* DATA FOR REVIEW:

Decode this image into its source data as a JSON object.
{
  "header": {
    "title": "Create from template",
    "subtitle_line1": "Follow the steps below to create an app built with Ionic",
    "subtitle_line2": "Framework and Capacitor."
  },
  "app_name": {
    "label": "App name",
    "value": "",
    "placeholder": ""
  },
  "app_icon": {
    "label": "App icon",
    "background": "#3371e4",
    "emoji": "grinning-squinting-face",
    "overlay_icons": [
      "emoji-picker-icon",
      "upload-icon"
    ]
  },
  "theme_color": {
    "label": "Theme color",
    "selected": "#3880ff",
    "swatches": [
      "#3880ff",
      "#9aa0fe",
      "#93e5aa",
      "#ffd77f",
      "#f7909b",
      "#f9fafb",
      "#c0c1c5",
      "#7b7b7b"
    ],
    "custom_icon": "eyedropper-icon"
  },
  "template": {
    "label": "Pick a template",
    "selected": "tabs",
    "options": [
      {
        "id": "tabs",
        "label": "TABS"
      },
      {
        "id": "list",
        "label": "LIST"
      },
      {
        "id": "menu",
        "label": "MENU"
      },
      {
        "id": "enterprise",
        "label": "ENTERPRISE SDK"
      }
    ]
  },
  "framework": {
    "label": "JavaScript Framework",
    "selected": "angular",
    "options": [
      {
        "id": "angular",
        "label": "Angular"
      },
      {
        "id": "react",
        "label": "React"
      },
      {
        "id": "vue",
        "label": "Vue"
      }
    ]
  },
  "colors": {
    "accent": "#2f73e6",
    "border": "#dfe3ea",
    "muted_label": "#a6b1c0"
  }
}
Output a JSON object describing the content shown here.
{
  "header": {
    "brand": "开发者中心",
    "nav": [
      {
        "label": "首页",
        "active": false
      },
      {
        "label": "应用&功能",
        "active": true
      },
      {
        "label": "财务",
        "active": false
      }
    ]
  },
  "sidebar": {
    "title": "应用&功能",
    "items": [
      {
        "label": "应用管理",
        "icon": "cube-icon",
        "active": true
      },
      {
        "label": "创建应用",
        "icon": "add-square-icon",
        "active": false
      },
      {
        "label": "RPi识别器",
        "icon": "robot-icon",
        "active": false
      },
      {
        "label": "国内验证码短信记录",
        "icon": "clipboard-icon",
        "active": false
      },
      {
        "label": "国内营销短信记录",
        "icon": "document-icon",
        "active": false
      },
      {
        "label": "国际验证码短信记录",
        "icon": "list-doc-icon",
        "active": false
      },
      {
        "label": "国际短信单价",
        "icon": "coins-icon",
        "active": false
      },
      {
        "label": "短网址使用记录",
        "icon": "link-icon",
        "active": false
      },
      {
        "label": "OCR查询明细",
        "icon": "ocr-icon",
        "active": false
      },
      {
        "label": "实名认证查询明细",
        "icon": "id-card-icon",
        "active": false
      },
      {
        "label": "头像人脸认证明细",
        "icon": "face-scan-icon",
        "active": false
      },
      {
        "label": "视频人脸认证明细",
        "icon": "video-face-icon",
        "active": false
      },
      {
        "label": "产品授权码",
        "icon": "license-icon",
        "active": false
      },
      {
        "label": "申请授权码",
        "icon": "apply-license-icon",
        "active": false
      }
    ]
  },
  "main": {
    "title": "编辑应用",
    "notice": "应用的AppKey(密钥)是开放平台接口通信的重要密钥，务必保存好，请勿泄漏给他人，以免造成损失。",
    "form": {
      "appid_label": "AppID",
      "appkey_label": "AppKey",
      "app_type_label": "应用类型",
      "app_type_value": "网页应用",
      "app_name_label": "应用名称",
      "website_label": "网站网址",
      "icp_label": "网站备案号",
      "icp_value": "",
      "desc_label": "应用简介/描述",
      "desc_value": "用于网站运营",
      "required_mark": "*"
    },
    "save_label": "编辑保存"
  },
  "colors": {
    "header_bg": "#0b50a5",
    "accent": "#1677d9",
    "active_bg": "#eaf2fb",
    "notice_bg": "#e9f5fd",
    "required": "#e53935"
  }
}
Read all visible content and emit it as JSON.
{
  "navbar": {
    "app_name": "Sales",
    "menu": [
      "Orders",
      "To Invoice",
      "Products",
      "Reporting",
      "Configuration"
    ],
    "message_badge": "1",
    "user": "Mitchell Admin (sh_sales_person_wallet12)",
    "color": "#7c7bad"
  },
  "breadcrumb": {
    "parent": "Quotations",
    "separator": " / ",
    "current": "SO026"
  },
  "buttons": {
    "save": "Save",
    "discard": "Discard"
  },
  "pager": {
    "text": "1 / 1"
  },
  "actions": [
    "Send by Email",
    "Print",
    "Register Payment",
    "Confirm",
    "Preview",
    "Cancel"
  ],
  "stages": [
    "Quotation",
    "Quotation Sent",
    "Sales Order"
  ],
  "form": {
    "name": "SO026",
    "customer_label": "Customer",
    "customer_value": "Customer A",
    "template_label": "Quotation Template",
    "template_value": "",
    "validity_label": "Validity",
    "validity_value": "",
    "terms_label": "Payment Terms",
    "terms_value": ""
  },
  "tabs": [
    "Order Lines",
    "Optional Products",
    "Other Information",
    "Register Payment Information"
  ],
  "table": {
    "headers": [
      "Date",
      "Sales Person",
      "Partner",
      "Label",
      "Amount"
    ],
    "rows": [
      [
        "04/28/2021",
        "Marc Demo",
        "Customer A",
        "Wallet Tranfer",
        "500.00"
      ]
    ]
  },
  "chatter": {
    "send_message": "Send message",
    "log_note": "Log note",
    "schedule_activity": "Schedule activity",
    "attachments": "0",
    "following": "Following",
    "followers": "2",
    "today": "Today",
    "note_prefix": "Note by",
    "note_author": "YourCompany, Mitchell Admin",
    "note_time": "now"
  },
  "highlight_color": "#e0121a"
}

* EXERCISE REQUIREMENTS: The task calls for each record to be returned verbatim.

* WRITTEN REPLY:
Decode this image into its source data as a JSON object.
{
  "header": {
    "title": "Create from template",
    "subtitle_line1": "Follow the steps below to create an app built with Ionic",
    "subtitle_line2": "Framework and Capacitor."
  },
  "app_name": {
    "label": "App name",
    "value": "",
    "placeholder": ""
  },
  "app_icon": {
    "label": "App icon",
    "background": "#3371e4",
    "emoji": "grinning-squinting-face",
    "overlay_icons": [
      "emoji-picker-icon",
      "upload-icon"
    ]
  },
  "theme_color": {
    "label": "Theme color",
    "selected": "#3880ff",
    "swatches": [
      "#3880ff",
      "#9aa0fe",
      "#93e5aa",
      "#ffd77f",
      "#f7909b",
      "#f9fafb",
      "#c0c1c5",
      "#7b7b7b"
    ],
    "custom_icon": "eyedropper-icon"
  },
  "template": {
    "label": "Pick a template",
    "selected": "tabs",
    "options": [
      {
        "id": "tabs",
        "label": "TABS"
      },
      {
        "id": "list",
        "label": "LIST"
      },
      {
        "id": "menu",
        "label": "MENU"
      },
      {
        "id": "enterprise",
        "label": "ENTERPRISE SDK"
      }
    ]
  },
  "framework": {
    "label": "JavaScript Framework",
    "selected": "angular",
    "options": [
      {
        "id": "angular",
        "label": "Angular"
      },
      {
        "id": "react",
        "label": "React"
      },
      {
        "id": "vue",
        "label": "Vue"
      }
    ]
  },
  "colors": {
    "accent": "#2f73e6",
    "border": "#dfe3ea",
    "muted_label": "#a6b1c0"
  }
}
Output a JSON object describing the content shown here.
{
  "header": {
    "brand": "开发者中心",
    "nav": [
      {
        "label": "首页",
        "active": false
      },
      {
        "label": "应用&功能",
        "active": true
      },
      {
        "label": "财务",
        "active": false
      }
    ]
  },
  "sidebar": {
    "title": "应用&功能",
    "items": [
      {
        "label": "应用管理",
        "icon": "cube-icon",
        "active": true
      },
      {
        "label": "创建应用",
        "icon": "add-square-icon",
        "active": false
      },
      {
        "label": "RPi识别器",
        "icon": "robot-icon",
        "active": false
      },
      {
        "label": "国内验证码短信记录",
        "icon": "clipboard-icon",
        "active": false
      },
      {
        "label": "国内营销短信记录",
        "icon": "document-icon",
        "active": false
      },
      {
        "label": "国际验证码短信记录",
        "icon": "list-doc-icon",
        "active": false
      },
      {
        "label": "国际短信单价",
        "icon": "coins-icon",
        "active": false
      },
      {
        "label": "短网址使用记录",
        "icon": "link-icon",
        "active": false
      },
      {
        "label": "OCR查询明细",
        "icon": "ocr-icon",
        "active": false
      },
      {
        "label": "实名认证查询明细",
        "icon": "id-card-icon",
        "active": false
      },
      {
        "label": "头像人脸认证明细",
        "icon": "face-scan-icon",
        "active": false
      },
      {
        "label": "视频人脸认证明细",
        "icon": "video-face-icon",
        "active": false
      },
      {
        "label": "产品授权码",
        "icon": "license-icon",
        "active": false
      },
      {
        "label": "申请授权码",
        "icon": "apply-license-icon",
        "active": false
      }
    ]
  },
  "main": {
    "title": "编辑应用",
    "notice": "应用的AppKey(密钥)是开放平台接口通信的重要密钥，务必保存好，请勿泄漏给他人，以免造成损失。",
    "form": {
      "appid_label": "AppID",
      "appkey_label": "AppKey",
      "app_type_label": "应用类型",
      "app_type_value": "网页应用",
      "app_name_label": "应用名称",
      "website_label": "网站网址",
      "icp_label": "网站备案号",
      "icp_value": "",
      "desc_label": "应用简介/描述",
      "desc_value": "用于网站运营",
      "required_mark": "*"
    },
    "save_label": "编辑保存"
  },
  "colors": {
    "header_bg": "#0b50a5",
    "accent": "#1677d9",
    "active_bg": "#eaf2fb",
    "notice_bg": "#e9f5fd",
    "required": "#e53935"
  }
}
Read all visible content and emit it as JSON.
{
  "navbar": {
    "app_name": "Sales",
    "menu": [
      "Orders",
      "To Invoice",
      "Products",
      "Reporting",
      "Configuration"
    ],
    "message_badge": "1",
    "user": "Mitchell Admin (sh_sales_person_wallet12)",
    "color": "#7c7bad"
  },
  "breadcrumb": {
    "parent": "Quotations",
    "separator": " / ",
    "current": "SO026"
  },
  "buttons": {
    "save": "Save",
    "discard": "Discard"
  },
  "pager": {
    "text": "1 / 1"
  },
  "actions": [
    "Send by Email",
    "Print",
    "Register Payment",
    "Confirm",
    "Preview",
    "Cancel"
  ],
  "stages": [
    "Quotation",
    "Quotation Sent",
    "Sales Order"
  ],
  "form": {
    "name": "SO026",
    "customer_label": "Customer",
    "customer_value": "Customer A",
    "template_label": "Quotation Template",
    "template_value": "",
    "validity_label": "Validity",
    "validity_value": "",
    "terms_label": "Payment Terms",
    "terms_value": ""
  },
  "tabs": [
    "Order Lines",
    "Optional Products",
    "Other Information",
    "Register Payment Information"
  ],
  "table": {
    "headers": [
      "Date",
      "Sales Person",
      "Partner",
      "Label",
      "Amount"
    ],
    "rows": [
      [
        "04/28/2021",
        "Marc Demo",
        "Customer A",
        "Wallet Tranfer",
        "500.00"
      ]
    ]
  },
  "chatter": {
    "send_message": "Send message",
    "log_note": "Log note",
    "schedule_activity": "Schedule activity",
    "attachments": "0",
    "following": "Following",
    "followers": "2",
    "today": "Today",
    "note_prefix": "Note by",
    "note_author": "YourCompany, Mitchell Admin",
    "note_time": "now"
  },
  "highlight_color": "#e0121a"
}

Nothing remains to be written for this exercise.